> **YOUR GOAL**
Check each line of the data below for the string "description". Then give the number of lines that have it, without anything else.

> **DATASET EXCERPTS**
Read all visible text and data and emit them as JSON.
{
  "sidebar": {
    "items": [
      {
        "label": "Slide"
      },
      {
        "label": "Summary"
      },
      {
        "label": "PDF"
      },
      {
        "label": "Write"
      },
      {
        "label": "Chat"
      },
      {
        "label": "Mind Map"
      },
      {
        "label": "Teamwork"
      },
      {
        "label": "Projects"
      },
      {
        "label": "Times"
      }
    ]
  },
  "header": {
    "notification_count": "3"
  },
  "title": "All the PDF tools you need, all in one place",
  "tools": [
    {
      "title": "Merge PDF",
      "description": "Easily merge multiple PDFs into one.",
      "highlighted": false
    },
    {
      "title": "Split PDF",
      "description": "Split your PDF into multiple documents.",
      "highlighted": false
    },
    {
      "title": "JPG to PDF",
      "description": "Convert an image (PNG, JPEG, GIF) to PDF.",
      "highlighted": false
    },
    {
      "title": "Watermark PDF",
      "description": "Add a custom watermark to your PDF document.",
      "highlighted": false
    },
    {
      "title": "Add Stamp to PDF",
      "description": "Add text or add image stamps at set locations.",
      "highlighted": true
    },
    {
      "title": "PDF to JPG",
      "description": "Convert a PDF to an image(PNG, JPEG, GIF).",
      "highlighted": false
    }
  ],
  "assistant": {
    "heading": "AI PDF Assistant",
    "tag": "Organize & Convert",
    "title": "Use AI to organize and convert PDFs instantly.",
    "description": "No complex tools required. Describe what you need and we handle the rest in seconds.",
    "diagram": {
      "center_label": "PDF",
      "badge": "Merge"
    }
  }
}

> **WRITTEN RESPONSE**
7